The Adult Use of Marijuana Act (AUMA), which is expected to appear on the November ballot, permits adults to legally grow (up to six plants) and possess personal use quantities of cannabis (up to one ounce of flower and/or up to eight grams of concentrate) while also licensing commercial cannabis production and retail sales. The measure prohibits localities from taking actions to infringe upon adults’ ability to possession and cultivate cannabis for non-commercial purposes. Both the California Medical Association and the state chapter of the NAACP have endorsed the measure.
On February 20, a majority of the NORML Board of Directors endorsed the AUMA, along with separate initiatives that are anticipated to appear on the November 2016 ballot in Maine, Massachusetts, Nevada, and Arizona, as well as medical use initiatives expected to appear on the ballot in Missouri and Florida.
More than three out of five New Mexicans believe that state law ought to be amended to permit retails sales of marijuana to adults, according to statewide polling data provided by Research & Polling Inc. and commissioned by the Drug Policy Alliance.
Sixty-one percent of respondents said that they supported legislation to regulate and tax retail sales of marijuana to those age 21 and over. Respondents’ support rose to 69 percent when pollsters indicated that sales taxes would be used to fund health-related programs.

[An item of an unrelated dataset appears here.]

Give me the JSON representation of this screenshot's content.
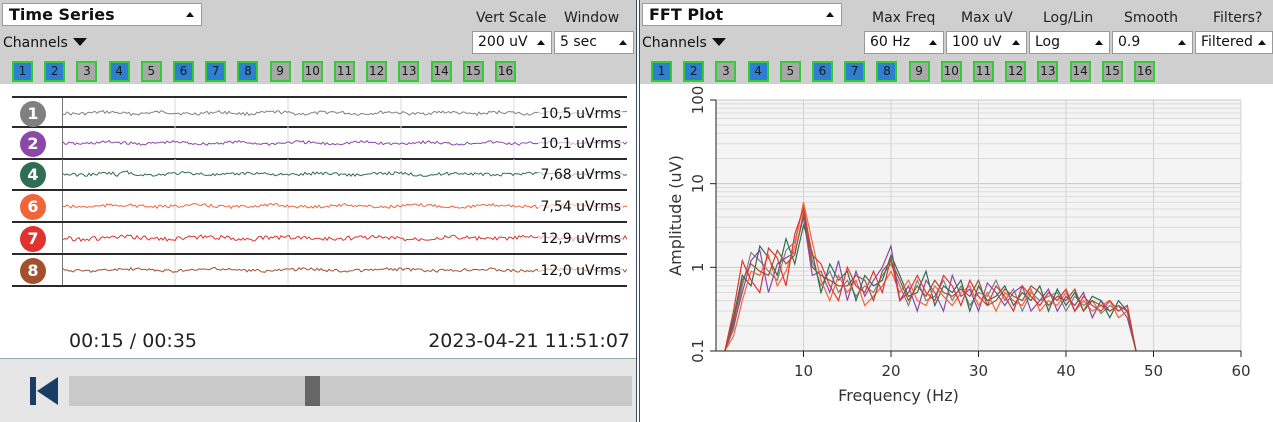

Legislation to allow for the retail sale and adult use of cannabis, House Bill 75 and Senate Joint Resolution 5, is presently pending in the New Mexico legislature. Similar legislation is pending in over a dozen other states, including Arizona, Florida, Georgia, New Hampshire, Kentucky, and Vermont.